### Instructions for the task
What is needed is each line of the data below that holds the string "limit".

Items from an interface collection
_____
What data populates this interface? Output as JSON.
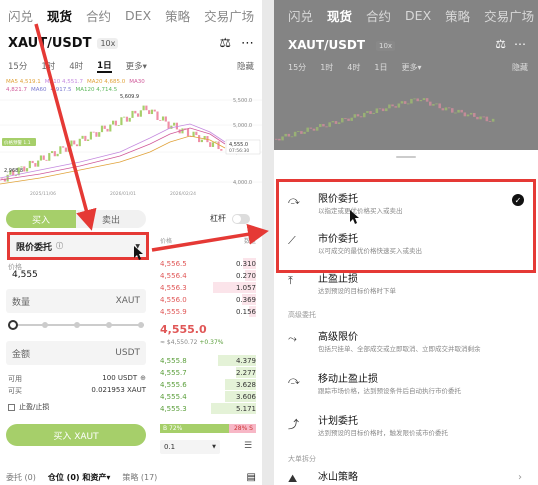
{
  "nav": [
    "闪兑",
    "现货",
    "合约",
    "DEX",
    "策略",
    "交易广场"
  ],
  "nav_active": 1,
  "pair": "XAUT/USDT",
  "leverage": "10x",
  "timeframes": [
    "15分",
    "1时",
    "4时",
    "1日",
    "更多▾"
  ],
  "timeframe_active": 3,
  "hide_label": "隐藏",
  "ma_lines": [
    {
      "text": "MA5 4,519.1",
      "color": "#e0a23a"
    },
    {
      "text": "MA10 4,551.7",
      "color": "#c58adf"
    },
    {
      "text": "MA20 4,685.0",
      "color": "#e0a23a"
    },
    {
      "text": "MA30 4,821.7",
      "color": "#d05a9a"
    },
    {
      "text": "MA60",
      "color": "#7a7ad0"
    },
    {
      "text": "4,917.5",
      "color": "#7a7ad0"
    },
    {
      "text": "MA120 4,714.5",
      "color": "#5cb85c"
    }
  ],
  "chart_labels": {
    "high": "5,609.9",
    "y_ticks": [
      "5,500.0",
      "5,000.0",
      "4,500.0",
      "4,000.0"
    ],
    "last": "4,555.0",
    "countdown": "07:56:30",
    "low": "2,968.8",
    "dates": [
      "2025/11/06",
      "2026/01/01",
      "2026/02/24"
    ],
    "avg_badge": "价格预警 1.1"
  },
  "form": {
    "buy": "买入",
    "sell": "卖出",
    "margin": "杠杆",
    "order_type": "限价委托",
    "price_label": "价格",
    "price_value": "4,555",
    "qty_placeholder": "数量",
    "qty_unit": "XAUT",
    "amount_placeholder": "金额",
    "amount_unit": "USDT",
    "available_label": "可用",
    "available_value": "100 USDT",
    "buyable_label": "可买",
    "buyable_value": "0.021953 XAUT",
    "tpsl": "止盈/止损",
    "buy_button": "买入 XAUT"
  },
  "orderbook": {
    "head_price": "价格",
    "head_qty": "数量",
    "asks": [
      {
        "p": "4,556.5",
        "q": "0.310",
        "depth": 0.28
      },
      {
        "p": "4,556.4",
        "q": "0.270",
        "depth": 0.25
      },
      {
        "p": "4,556.3",
        "q": "1.057",
        "depth": 0.95
      },
      {
        "p": "4,556.0",
        "q": "0.369",
        "depth": 0.32
      },
      {
        "p": "4,555.9",
        "q": "0.156",
        "depth": 0.16
      }
    ],
    "mid": "4,555.0",
    "mid_usd": "≈ $4,550.72",
    "mid_change": "+0.37%",
    "bids": [
      {
        "p": "4,555.8",
        "q": "4.379",
        "depth": 0.85
      },
      {
        "p": "4,555.7",
        "q": "2.277",
        "depth": 0.45
      },
      {
        "p": "4,555.6",
        "q": "3.628",
        "depth": 0.7
      },
      {
        "p": "4,555.4",
        "q": "3.606",
        "depth": 0.7
      },
      {
        "p": "4,555.3",
        "q": "5.171",
        "depth": 1.0
      }
    ],
    "buy_ratio": "B 72%",
    "sell_ratio": "28% S",
    "buy_pct": 72,
    "precision": "0.1"
  },
  "bottom_tabs": [
    "委托 (0)",
    "仓位 (0) 和资产▾",
    "策略 (17)"
  ],
  "bottom_active": 1,
  "sheet": {
    "options": [
      {
        "title": "限价委托",
        "desc": "以指定或更优价格买入或卖出",
        "icon": "limit-order-icon",
        "checked": true
      },
      {
        "title": "市价委托",
        "desc": "以可成交的最优价格快速买入或卖出",
        "icon": "market-order-icon"
      },
      {
        "title": "止盈止损",
        "desc": "达到预设的目标价格时下单",
        "icon": "tpsl-icon"
      }
    ],
    "advanced_section": "高级委托",
    "advanced": [
      {
        "title": "高级限价",
        "desc": "包括只挂单、全部成交或立即取消、立即成交并取消剩余",
        "icon": "advanced-limit-icon"
      },
      {
        "title": "移动止盈止损",
        "desc": "跟踪市场价格，达到预设条件后自动执行市价委托",
        "icon": "trailing-stop-icon"
      },
      {
        "title": "计划委托",
        "desc": "达到预设的目标价格时，触发限价或市价委托",
        "icon": "trigger-order-icon"
      }
    ],
    "split_section": "大单拆分",
    "split": [
      {
        "title": "冰山策略",
        "icon": "iceberg-icon"
      }
    ]
  }
}
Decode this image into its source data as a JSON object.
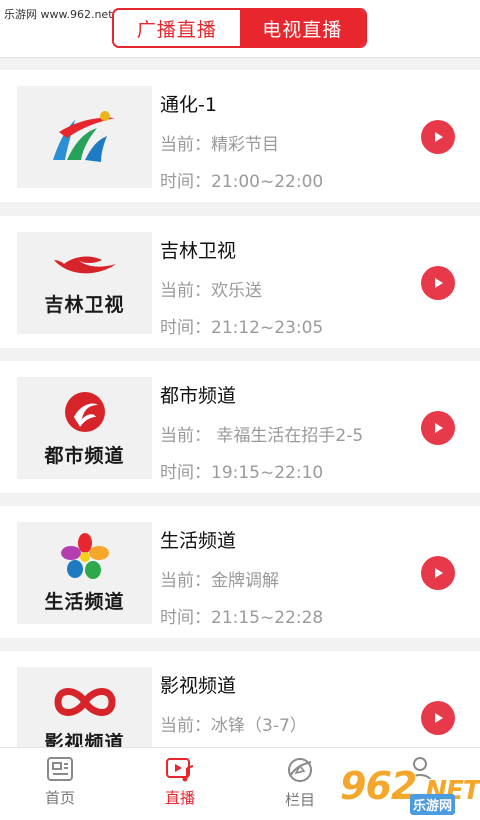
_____
### Final answer
        "icon": "limit-order-icon",
        "icon": "advanced-limit-icon"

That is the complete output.